7. An electron in a TV CRT moves with a speed of 6.00 × 10m/s, in a direction perpendicular to the Earth’s field, which has a strength of 5.00 × 10−5 T. (a) What strength electric field must be applied perpendicular to the Earth’s field to make the electron moves in a straight line? (b) If this is done between plates separated by 1.00 cm, what is the voltage applied? (Note that TVs are usually surrounded by a ferromagnetic material to shield against external magnetic fields and avoid the need for such a correction.)

8. (a) At what speed will a proton move in a circular path of the same radius as the electron in question 2? (b) What would the radius of the path be if the proton had the same speed as the electron? (c) What would the radius be if the proton had the same kinetic energy as the electron? (d) The same momentum?

9. A mass spectrometer is being used to separate common oxygen-16 from the much rarer oxygen-18, taken from a sample of old glacial ice. (The relative abundance of these oxygen isotopes is related to climatic temperature at the time the ice was deposited.) The ratio of the masses of these two ions is 16 to 18, the mass of oxygen-16 is 2.66 × 10−26 kg, and they are singly charged and travel at 5.00 × 10m/s in a 1.20-T magnetic field. What is the separation between their paths when they hit a target after traversing a semicircle?

10. (a) Triply charged uranium-235 and uranium-238 ions are being separated in a mass spectrometer. (The much rarer uranium-235 is used as reactor fuel.) The masses of the ions are 3.90 × 10−25 kg and 3.95 × 10−25 kg, respectively, and they travel at 3.00 × 10m/s in a 0.250-T field. What is the separation between their paths when they hit a target after traversing a semicircle? (b) Discuss whether this distance between their paths seems to be big enough to be practical in the separation of uranium-235 from uranium-238.

### Selected Solutions to Problems & Exercises

1. 4.27 m

3. (a) 0.261 T (b) This strength is definitely obtainable with today’s technology.
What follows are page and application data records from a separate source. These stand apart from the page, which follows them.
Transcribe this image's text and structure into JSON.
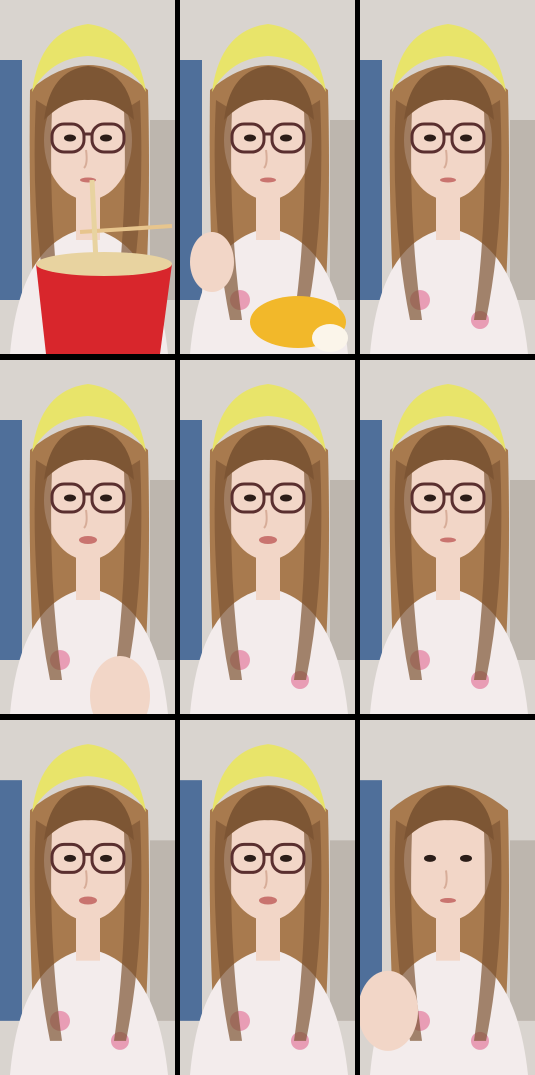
{
  "grid": {
    "rows": 3,
    "cols": 3,
    "background_color": "#000000"
  },
  "colors": {
    "wall": "#d9d4cf",
    "wall_shadow": "#bdb6ae",
    "door_blue": "#4f6f9a",
    "hair": "#a87a4e",
    "hair_dark": "#7d5634",
    "skin": "#f2d6c7",
    "headband": "#e8e46a",
    "glasses": "#5a2f2f",
    "pajama": "#f3ecec",
    "pajama_pattern": "#e58aa8",
    "cup_red": "#d8262c",
    "mango": "#f2b82a"
  },
  "panels": [
    {
      "id": "p1",
      "headband": true,
      "glasses": true,
      "scene": "eating-noodles"
    },
    {
      "id": "p2",
      "headband": true,
      "glasses": true,
      "scene": "eating-mango"
    },
    {
      "id": "p3",
      "headband": true,
      "glasses": true,
      "scene": "portrait"
    },
    {
      "id": "p4",
      "headband": true,
      "glasses": true,
      "scene": "talking-hand"
    },
    {
      "id": "p5",
      "headband": true,
      "glasses": true,
      "scene": "talking"
    },
    {
      "id": "p6",
      "headband": true,
      "glasses": true,
      "scene": "portrait"
    },
    {
      "id": "p7",
      "headband": true,
      "glasses": true,
      "scene": "talking"
    },
    {
      "id": "p8",
      "headband": true,
      "glasses": true,
      "scene": "talking"
    },
    {
      "id": "p9",
      "headband": false,
      "glasses": false,
      "scene": "hand-wave"
    }
  ]
}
Magnetic field strengths of 0.500 T are obtainable with permanent magnets.

5. 4.36 × 10m

7. (a) 3.00 kV/m (b) 30.0 V

9. 0.173 m